Problem description
What you hand back must match the records word for word, with no pictures.

====================

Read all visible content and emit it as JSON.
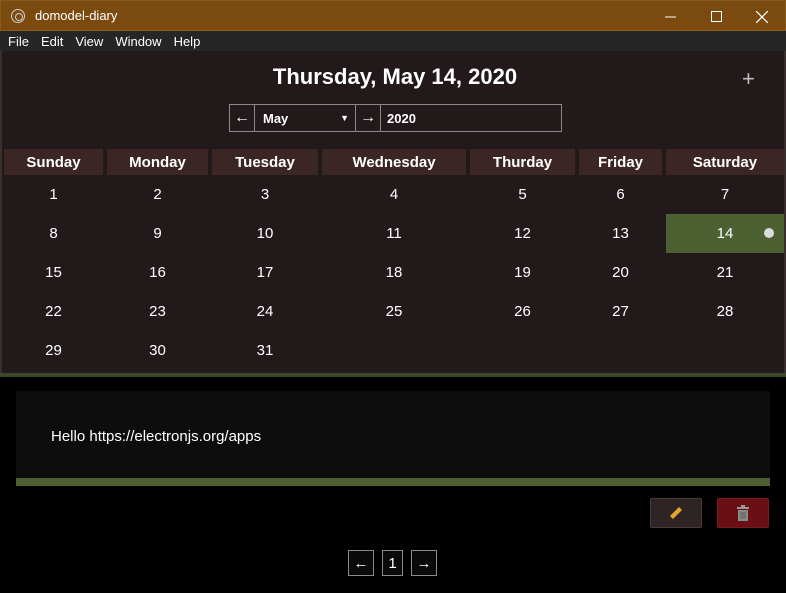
{
  "window": {
    "title": "domodel-diary",
    "minimize_glyph": "—",
    "maximize_glyph": "☐",
    "close_glyph": "✕",
    "icon": "app-icon"
  },
  "menu": [
    "File",
    "Edit",
    "View",
    "Window",
    "Help"
  ],
  "header": {
    "date_title": "Thursday, May 14, 2020",
    "add_label": "+"
  },
  "navigation": {
    "prev_label": "←",
    "next_label": "→",
    "month": "May",
    "year": "2020",
    "caret": "▼"
  },
  "calendar": {
    "day_names": [
      "Sunday",
      "Monday",
      "Tuesday",
      "Wednesday",
      "Thurday",
      "Friday",
      "Saturday"
    ],
    "weeks": [
      [
        "1",
        "2",
        "3",
        "4",
        "5",
        "6",
        "7"
      ],
      [
        "8",
        "9",
        "10",
        "11",
        "12",
        "13",
        "14"
      ],
      [
        "15",
        "16",
        "17",
        "18",
        "19",
        "20",
        "21"
      ],
      [
        "22",
        "23",
        "24",
        "25",
        "26",
        "27",
        "28"
      ],
      [
        "29",
        "30",
        "31",
        "",
        "",
        "",
        ""
      ]
    ],
    "selected_day": "14",
    "days_with_entries": [
      "14"
    ]
  },
  "entry": {
    "text": "Hello https://electronjs.org/apps"
  },
  "actions": {
    "edit_icon": "pencil-icon",
    "delete_icon": "trash-icon"
  },
  "pagination": {
    "prev_label": "←",
    "current_page": "1",
    "next_label": "→"
  },
  "colors": {
    "titlebar": "#7a4a0f",
    "selected_day": "#4c6031",
    "header_cell": "#3c2525",
    "delete_button": "#6a0f14"
  }
}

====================

Output below
Read all visible content and emit it as JSON.
{
  "window": {
    "title": "domodel-diary",
    "minimize_glyph": "—",
    "maximize_glyph": "☐",
    "close_glyph": "✕",
    "icon": "app-icon"
  },
  "menu": [
    "File",
    "Edit",
    "View",
    "Window",
    "Help"
  ],
  "header": {
    "date_title": "Thursday, May 14, 2020",
    "add_label": "+"
  },
  "navigation": {
    "prev_label": "←",
    "next_label": "→",
    "month": "May",
    "year": "2020",
    "caret": "▼"
  },
  "calendar": {
    "day_names": [
      "Sunday",
      "Monday",
      "Tuesday",
      "Wednesday",
      "Thurday",
      "Friday",
      "Saturday"
    ],
    "weeks": [
      [
        "1",
        "2",
        "3",
        "4",
        "5",
        "6",
        "7"
      ],
      [
        "8",
        "9",
        "10",
        "11",
        "12",
        "13",
        "14"
      ],
      [
        "15",
        "16",
        "17",
        "18",
        "19",
        "20",
        "21"
      ],
      [
        "22",
        "23",
        "24",
        "25",
        "26",
        "27",
        "28"
      ],
      [
        "29",
        "30",
        "31",
        "",
        "",
        "",
        ""
      ]
    ],
    "selected_day": "14",
    "days_with_entries": [
      "14"
    ]
  },
  "entry": {
    "text": "Hello https://electronjs.org/apps"
  },
  "actions": {
    "edit_icon": "pencil-icon",
    "delete_icon": "trash-icon"
  },
  "pagination": {
    "prev_label": "←",
    "current_page": "1",
    "next_label": "→"
  },
  "colors": {
    "titlebar": "#7a4a0f",
    "selected_day": "#4c6031",
    "header_cell": "#3c2525",
    "delete_button": "#6a0f14"
  }
}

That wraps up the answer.